-- Opening Marker --
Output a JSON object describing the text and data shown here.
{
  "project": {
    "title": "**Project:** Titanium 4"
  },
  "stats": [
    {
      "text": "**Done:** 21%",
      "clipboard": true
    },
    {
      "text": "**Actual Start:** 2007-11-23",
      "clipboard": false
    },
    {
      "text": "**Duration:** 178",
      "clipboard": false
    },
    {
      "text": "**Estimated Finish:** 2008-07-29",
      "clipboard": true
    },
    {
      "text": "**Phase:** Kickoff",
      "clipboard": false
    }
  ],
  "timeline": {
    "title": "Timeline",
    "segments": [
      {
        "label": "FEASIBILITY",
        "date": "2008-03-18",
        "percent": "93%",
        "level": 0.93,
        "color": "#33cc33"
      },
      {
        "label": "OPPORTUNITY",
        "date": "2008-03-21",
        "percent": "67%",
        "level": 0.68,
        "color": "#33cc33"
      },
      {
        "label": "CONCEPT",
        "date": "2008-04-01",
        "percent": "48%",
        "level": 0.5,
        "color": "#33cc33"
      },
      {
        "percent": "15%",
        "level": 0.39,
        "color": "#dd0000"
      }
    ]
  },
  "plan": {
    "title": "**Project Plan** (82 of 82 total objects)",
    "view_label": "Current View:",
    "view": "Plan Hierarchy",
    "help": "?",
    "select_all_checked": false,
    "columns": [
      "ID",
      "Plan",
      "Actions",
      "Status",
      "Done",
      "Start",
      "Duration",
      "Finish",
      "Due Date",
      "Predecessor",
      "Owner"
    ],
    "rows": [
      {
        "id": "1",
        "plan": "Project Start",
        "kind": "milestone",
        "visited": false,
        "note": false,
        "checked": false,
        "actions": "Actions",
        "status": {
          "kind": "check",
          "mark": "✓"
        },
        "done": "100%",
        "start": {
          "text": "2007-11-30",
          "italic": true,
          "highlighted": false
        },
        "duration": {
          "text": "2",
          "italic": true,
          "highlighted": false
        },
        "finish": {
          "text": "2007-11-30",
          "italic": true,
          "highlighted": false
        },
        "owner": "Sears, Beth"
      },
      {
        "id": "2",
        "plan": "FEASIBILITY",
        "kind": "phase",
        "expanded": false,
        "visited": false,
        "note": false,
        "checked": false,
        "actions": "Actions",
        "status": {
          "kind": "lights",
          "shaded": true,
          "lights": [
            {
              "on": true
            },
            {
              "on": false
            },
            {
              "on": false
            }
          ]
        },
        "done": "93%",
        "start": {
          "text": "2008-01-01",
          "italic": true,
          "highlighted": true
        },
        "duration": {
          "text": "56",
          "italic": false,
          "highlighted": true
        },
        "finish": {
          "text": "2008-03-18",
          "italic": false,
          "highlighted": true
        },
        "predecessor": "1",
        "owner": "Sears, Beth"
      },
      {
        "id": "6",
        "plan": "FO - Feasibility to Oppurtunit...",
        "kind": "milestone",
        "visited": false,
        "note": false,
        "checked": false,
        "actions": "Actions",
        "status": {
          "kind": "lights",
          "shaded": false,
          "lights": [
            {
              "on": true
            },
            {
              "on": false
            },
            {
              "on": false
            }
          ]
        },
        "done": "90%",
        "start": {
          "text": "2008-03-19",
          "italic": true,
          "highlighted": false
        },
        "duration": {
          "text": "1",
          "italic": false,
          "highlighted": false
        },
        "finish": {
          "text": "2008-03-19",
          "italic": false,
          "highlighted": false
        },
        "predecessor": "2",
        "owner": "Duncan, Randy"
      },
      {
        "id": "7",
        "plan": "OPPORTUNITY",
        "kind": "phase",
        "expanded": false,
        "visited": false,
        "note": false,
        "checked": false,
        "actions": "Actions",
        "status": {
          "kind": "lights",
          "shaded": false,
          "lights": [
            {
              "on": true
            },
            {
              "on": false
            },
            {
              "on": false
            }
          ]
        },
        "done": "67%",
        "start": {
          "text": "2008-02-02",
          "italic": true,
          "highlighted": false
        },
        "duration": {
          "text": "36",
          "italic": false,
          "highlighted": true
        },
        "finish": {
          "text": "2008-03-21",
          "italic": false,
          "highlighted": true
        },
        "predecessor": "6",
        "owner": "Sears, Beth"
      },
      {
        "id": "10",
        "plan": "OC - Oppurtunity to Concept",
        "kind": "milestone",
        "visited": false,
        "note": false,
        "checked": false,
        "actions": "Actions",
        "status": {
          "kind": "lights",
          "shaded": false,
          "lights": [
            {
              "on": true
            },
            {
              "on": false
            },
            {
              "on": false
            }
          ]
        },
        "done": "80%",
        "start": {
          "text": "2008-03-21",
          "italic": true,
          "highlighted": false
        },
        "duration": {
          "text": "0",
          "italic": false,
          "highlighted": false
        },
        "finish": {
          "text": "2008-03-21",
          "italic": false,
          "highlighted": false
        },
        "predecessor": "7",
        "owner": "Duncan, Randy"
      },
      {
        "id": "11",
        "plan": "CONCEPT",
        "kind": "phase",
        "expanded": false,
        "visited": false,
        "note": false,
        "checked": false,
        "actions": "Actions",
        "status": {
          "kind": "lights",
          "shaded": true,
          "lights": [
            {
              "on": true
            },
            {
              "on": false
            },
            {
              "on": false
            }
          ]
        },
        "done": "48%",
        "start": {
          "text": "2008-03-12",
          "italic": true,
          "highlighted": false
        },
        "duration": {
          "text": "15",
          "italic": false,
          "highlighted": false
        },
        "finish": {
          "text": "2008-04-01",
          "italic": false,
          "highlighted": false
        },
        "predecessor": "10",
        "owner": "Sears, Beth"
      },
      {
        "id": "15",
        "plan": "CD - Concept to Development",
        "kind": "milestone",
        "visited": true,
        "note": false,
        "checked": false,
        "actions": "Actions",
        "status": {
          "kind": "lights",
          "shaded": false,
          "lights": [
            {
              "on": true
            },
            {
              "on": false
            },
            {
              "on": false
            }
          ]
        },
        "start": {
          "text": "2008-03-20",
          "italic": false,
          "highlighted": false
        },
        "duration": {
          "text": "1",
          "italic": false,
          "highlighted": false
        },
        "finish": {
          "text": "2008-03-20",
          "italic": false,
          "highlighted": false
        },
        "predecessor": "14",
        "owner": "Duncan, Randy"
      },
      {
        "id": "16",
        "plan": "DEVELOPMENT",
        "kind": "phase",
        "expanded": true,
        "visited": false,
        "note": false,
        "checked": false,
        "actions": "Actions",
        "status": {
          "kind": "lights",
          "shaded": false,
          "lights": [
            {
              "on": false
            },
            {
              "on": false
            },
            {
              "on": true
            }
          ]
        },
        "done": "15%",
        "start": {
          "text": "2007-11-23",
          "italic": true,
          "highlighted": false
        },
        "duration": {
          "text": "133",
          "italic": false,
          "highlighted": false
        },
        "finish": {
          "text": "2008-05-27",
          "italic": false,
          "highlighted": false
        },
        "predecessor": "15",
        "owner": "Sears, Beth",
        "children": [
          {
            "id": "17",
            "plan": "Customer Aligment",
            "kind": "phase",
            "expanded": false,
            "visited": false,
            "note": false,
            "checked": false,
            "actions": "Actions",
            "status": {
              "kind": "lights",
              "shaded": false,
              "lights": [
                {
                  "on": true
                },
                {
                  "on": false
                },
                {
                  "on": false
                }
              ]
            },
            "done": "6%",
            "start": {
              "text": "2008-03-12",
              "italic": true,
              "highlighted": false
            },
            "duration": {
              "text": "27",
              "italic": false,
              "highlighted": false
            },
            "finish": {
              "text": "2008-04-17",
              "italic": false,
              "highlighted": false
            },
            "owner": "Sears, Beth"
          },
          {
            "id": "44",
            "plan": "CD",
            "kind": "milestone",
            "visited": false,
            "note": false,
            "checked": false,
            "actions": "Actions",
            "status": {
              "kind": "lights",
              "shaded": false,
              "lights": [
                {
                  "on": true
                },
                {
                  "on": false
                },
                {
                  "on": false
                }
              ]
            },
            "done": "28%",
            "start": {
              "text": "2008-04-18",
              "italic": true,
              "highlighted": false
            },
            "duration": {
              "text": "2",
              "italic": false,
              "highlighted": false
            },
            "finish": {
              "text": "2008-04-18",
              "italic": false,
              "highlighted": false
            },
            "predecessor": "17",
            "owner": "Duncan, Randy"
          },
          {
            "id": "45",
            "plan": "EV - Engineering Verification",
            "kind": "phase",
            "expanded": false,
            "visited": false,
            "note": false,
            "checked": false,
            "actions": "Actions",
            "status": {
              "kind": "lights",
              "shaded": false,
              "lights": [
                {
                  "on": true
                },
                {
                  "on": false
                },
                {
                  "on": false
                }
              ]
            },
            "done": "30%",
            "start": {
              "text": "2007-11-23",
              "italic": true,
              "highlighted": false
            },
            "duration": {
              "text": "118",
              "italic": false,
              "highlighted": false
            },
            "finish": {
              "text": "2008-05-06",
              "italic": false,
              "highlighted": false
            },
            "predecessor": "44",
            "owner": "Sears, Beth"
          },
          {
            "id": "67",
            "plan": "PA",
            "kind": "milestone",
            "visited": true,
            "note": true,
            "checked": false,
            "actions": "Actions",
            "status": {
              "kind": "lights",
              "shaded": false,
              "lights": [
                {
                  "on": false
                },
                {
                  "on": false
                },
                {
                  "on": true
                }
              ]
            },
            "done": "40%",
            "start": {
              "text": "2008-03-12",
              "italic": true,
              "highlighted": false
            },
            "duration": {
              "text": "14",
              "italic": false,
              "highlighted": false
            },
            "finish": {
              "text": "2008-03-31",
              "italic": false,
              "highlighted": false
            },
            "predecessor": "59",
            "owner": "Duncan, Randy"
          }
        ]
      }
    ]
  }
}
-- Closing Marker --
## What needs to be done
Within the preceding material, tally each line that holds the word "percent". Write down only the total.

## Exercise solution
4